HOW TO COMPLETE THIS TASK ▸
From start to finish, set down the entries below exactly, leaving out the pictures.

Dataset rows describing interfaces ▸
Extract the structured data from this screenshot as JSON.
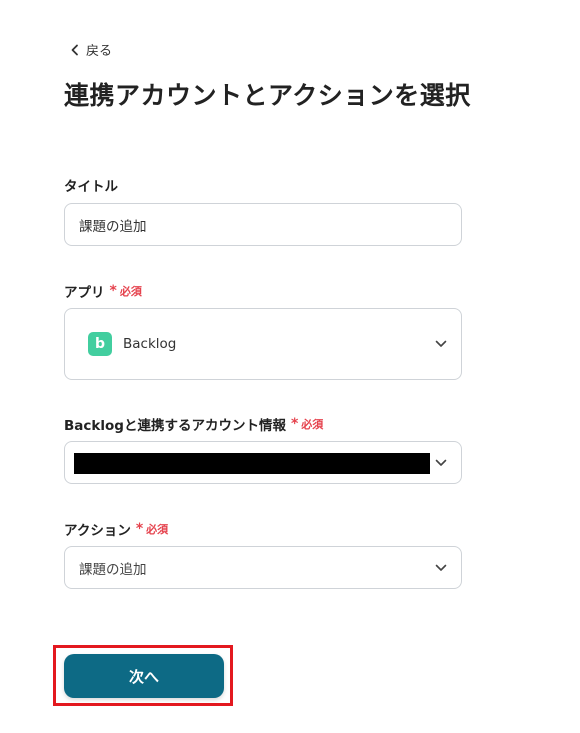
{
  "back": {
    "label": "戻る"
  },
  "page_title": "連携アカウントとアクションを選択",
  "required_label": "必須",
  "fields": {
    "title": {
      "label": "タイトル",
      "value": "課題の追加"
    },
    "app": {
      "label": "アプリ",
      "value": "Backlog",
      "icon_letter": "b",
      "icon_color": "#42ce9f"
    },
    "account": {
      "label": "Backlogと連携するアカウント情報",
      "value": ""
    },
    "action": {
      "label": "アクション",
      "value": "課題の追加"
    }
  },
  "next_button": {
    "label": "次へ",
    "color": "#0d6a85",
    "highlight_color": "#e3181f"
  }
}
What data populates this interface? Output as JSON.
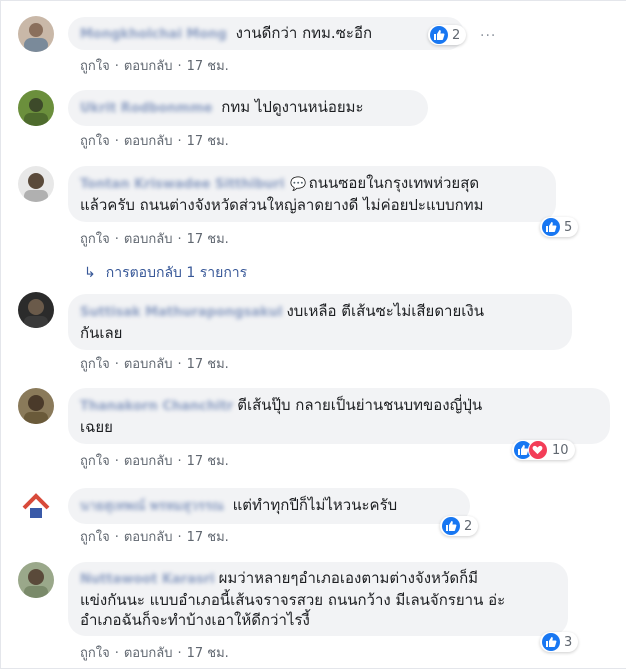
{
  "comments": [
    {
      "author": "Mongkholchai Mong",
      "text": "งานดีกว่า กทม.ซะอีก",
      "actions": {
        "like": "ถูกใจ",
        "reply": "ตอบกลับ",
        "time": "17 ชม."
      },
      "reaction_count": "2"
    },
    {
      "author": "Ukrit Rodbonmme",
      "text": "กทม ไปดูงานหน่อยมะ",
      "actions": {
        "like": "ถูกใจ",
        "reply": "ตอบกลับ",
        "time": "17 ชม."
      }
    },
    {
      "author": "Tontan Kriswadee Sitthiburi",
      "text_line1": "ถนนซอยในกรุงเทพห่วยสุด",
      "text_line2": "แล้วครับ ถนนต่างจังหวัดส่วนใหญ่ลาดยางดี ไม่ค่อยปะแบบกทม",
      "actions": {
        "like": "ถูกใจ",
        "reply": "ตอบกลับ",
        "time": "17 ชม."
      },
      "reaction_count": "5",
      "replies": "การตอบกลับ 1 รายการ"
    },
    {
      "author": "Suttisak Mathurapongsakul",
      "text_line1": "งบเหลือ ตีเส้นซะไม่เสียดายเงิน",
      "text_line2": "กันเลย",
      "actions": {
        "like": "ถูกใจ",
        "reply": "ตอบกลับ",
        "time": "17 ชม."
      }
    },
    {
      "author": "Thanakorn Chanchitr",
      "text_line1": "ตีเส้นปุ๊บ กลายเป็นย่านชนบทของญี่ปุ่น",
      "text_line2": "เฉยย",
      "actions": {
        "like": "ถูกใจ",
        "reply": "ตอบกลับ",
        "time": "17 ชม."
      },
      "reaction_count": "10"
    },
    {
      "author": "นายสุเทพณ์ พรหมสุวรรณ",
      "text": "แต่ทำทุกปีก็ไม่ไหวนะครับ",
      "actions": {
        "like": "ถูกใจ",
        "reply": "ตอบกลับ",
        "time": "17 ชม."
      },
      "reaction_count": "2"
    },
    {
      "author": "Nuttawoot Karasri",
      "text_line1": "ผมว่าหลายๆอำเภอเองตามต่างจังหวัดก็มี",
      "text_line2": "แข่งกันนะ แบบอำเภอนี้เส้นจราจรสวย ถนนกว้าง มีเลนจักรยาน อ่ะ",
      "text_line3": "อำเภอฉันก็จะทำบ้างเอาให้ดีกว่าไรงี้",
      "actions": {
        "like": "ถูกใจ",
        "reply": "ตอบกลับ",
        "time": "17 ชม."
      },
      "reaction_count": "3"
    }
  ],
  "icons": {
    "like": "like-thumb-icon",
    "love": "love-heart-icon",
    "more": "more-options-icon",
    "reply_arrow": "reply-arrow-icon"
  },
  "colors": {
    "link": "#385898",
    "bubble": "#f2f3f5",
    "like": "#1877f2",
    "love": "#f33e58"
  }
}
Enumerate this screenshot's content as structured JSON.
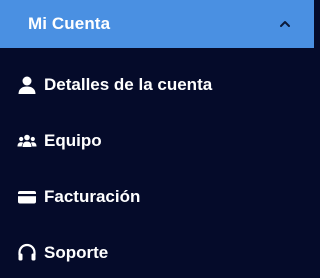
{
  "account_menu": {
    "title": "Mi Cuenta",
    "expanded_icon": "chevron-up-icon",
    "items": [
      {
        "label": "Detalles de la cuenta",
        "icon": "user-icon"
      },
      {
        "label": "Equipo",
        "icon": "team-icon"
      },
      {
        "label": "Facturación",
        "icon": "credit-card-icon"
      },
      {
        "label": "Soporte",
        "icon": "headset-icon"
      }
    ]
  },
  "colors": {
    "header_background": "#4a90e2",
    "menu_background": "#050b2a",
    "text": "#ffffff"
  }
}
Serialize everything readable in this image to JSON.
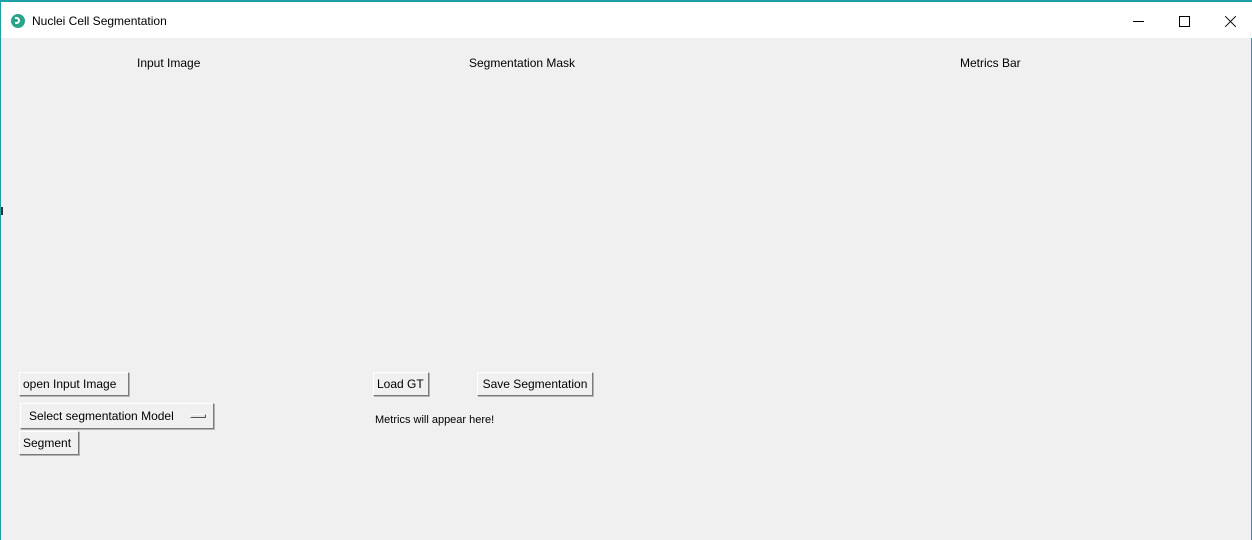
{
  "window": {
    "title": "Nuclei Cell Segmentation",
    "accent_color": "#1e9fa8",
    "icon": "app-logo-icon",
    "controls": {
      "minimize_icon": "minimize-icon",
      "maximize_icon": "maximize-icon",
      "close_icon": "close-icon"
    }
  },
  "headings": {
    "input": "Input Image",
    "segmentation": "Segmentation Mask",
    "metrics": "Metrics Bar"
  },
  "buttons": {
    "open_input": "open Input Image",
    "load_gt": "Load GT",
    "save_segmentation": "Save Segmentation",
    "segment": "Segment"
  },
  "model_menu": {
    "selected": "Select segmentation Model"
  },
  "metrics_text": "Metrics will appear here!"
}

RESULT ▸
Extract the structured data from this screenshot as JSON.
{
  "back": {
    "label": "戻る"
  },
  "page_title": "連携アカウントとアクションを選択",
  "required_label": "必須",
  "fields": {
    "title": {
      "label": "タイトル",
      "value": "課題の追加"
    },
    "app": {
      "label": "アプリ",
      "value": "Backlog",
      "icon_letter": "b",
      "icon_color": "#42ce9f"
    },
    "account": {
      "label": "Backlogと連携するアカウント情報",
      "value": ""
    },
    "action": {
      "label": "アクション",
      "value": "課題の追加"
    }
  },
  "next_button": {
    "label": "次へ",
    "color": "#0d6a85",
    "highlight_color": "#e3181f"
  }
}
What data populates this interface? Output as JSON.
{
  "comments": [
    {
      "author": "Mongkholchai Mong",
      "text": "งานดีกว่า กทม.ซะอีก",
      "actions": {
        "like": "ถูกใจ",
        "reply": "ตอบกลับ",
        "time": "17 ชม."
      },
      "reaction_count": "2"
    },
    {
      "author": "Ukrit Rodbonmme",
      "text": "กทม ไปดูงานหน่อยมะ",
      "actions": {
        "like": "ถูกใจ",
        "reply": "ตอบกลับ",
        "time": "17 ชม."
      }
    },
    {
      "author": "Tontan Kriswadee Sitthiburi",
      "text_line1": "ถนนซอยในกรุงเทพห่วยสุด",
      "text_line2": "แล้วครับ ถนนต่างจังหวัดส่วนใหญ่ลาดยางดี ไม่ค่อยปะแบบกทม",
      "actions": {
        "like": "ถูกใจ",
        "reply": "ตอบกลับ",
        "time": "17 ชม."
      },
      "reaction_count": "5",
      "replies": "การตอบกลับ 1 รายการ"
    },
    {
      "author": "Suttisak Mathurapongsakul",
      "text_line1": "งบเหลือ ตีเส้นซะไม่เสียดายเงิน",
      "text_line2": "กันเลย",
      "actions": {
        "like": "ถูกใจ",
        "reply": "ตอบกลับ",
        "time": "17 ชม."
      }
    },
    {
      "author": "Thanakorn Chanchitr",
      "text_line1": "ตีเส้นปุ๊บ กลายเป็นย่านชนบทของญี่ปุ่น",
      "text_line2": "เฉยย",
      "actions": {
        "like": "ถูกใจ",
        "reply": "ตอบกลับ",
        "time": "17 ชม."
      },
      "reaction_count": "10"
    },
    {
      "author": "นายสุเทพณ์ พรหมสุวรรณ",
      "text": "แต่ทำทุกปีก็ไม่ไหวนะครับ",
      "actions": {
        "like": "ถูกใจ",
        "reply": "ตอบกลับ",
        "time": "17 ชม."
      },
      "reaction_count": "2"
    },
    {
      "author": "Nuttawoot Karasri",
      "text_line1": "ผมว่าหลายๆอำเภอเองตามต่างจังหวัดก็มี",
      "text_line2": "แข่งกันนะ แบบอำเภอนี้เส้นจราจรสวย ถนนกว้าง มีเลนจักรยาน อ่ะ",
      "text_line3": "อำเภอฉันก็จะทำบ้างเอาให้ดีกว่าไรงี้",
      "actions": {
        "like": "ถูกใจ",
        "reply": "ตอบกลับ",
        "time": "17 ชม."
      },
      "reaction_count": "3"
    }
  ],
  "icons": {
    "like": "like-thumb-icon",
    "love": "love-heart-icon",
    "more": "more-options-icon",
    "reply_arrow": "reply-arrow-icon"
  },
  "colors": {
    "link": "#385898",
    "bubble": "#f2f3f5",
    "like": "#1877f2",
    "love": "#f33e58"
  }
}
Enumerate this screenshot's content as structured JSON.
{
  "account_menu": {
    "title": "Mi Cuenta",
    "expanded_icon": "chevron-up-icon",
    "items": [
      {
        "label": "Detalles de la cuenta",
        "icon": "user-icon"
      },
      {
        "label": "Equipo",
        "icon": "team-icon"
      },
      {
        "label": "Facturación",
        "icon": "credit-card-icon"
      },
      {
        "label": "Soporte",
        "icon": "headset-icon"
      }
    ]
  },
  "colors": {
    "header_background": "#4a90e2",
    "menu_background": "#050b2a",
    "text": "#ffffff"
  }
}
Serialize everything readable in this image to JSON.
{
  "window": {
    "title": "Nuclei Cell Segmentation",
    "accent_color": "#1e9fa8",
    "icon": "app-logo-icon",
    "controls": {
      "minimize_icon": "minimize-icon",
      "maximize_icon": "maximize-icon",
      "close_icon": "close-icon"
    }
  },
  "headings": {
    "input": "Input Image",
    "segmentation": "Segmentation Mask",
    "metrics": "Metrics Bar"
  },
  "buttons": {
    "open_input": "open Input Image",
    "load_gt": "Load GT",
    "save_segmentation": "Save Segmentation",
    "segment": "Segment"
  },
  "model_menu": {
    "selected": "Select segmentation Model"
  },
  "metrics_text": "Metrics will appear here!"
}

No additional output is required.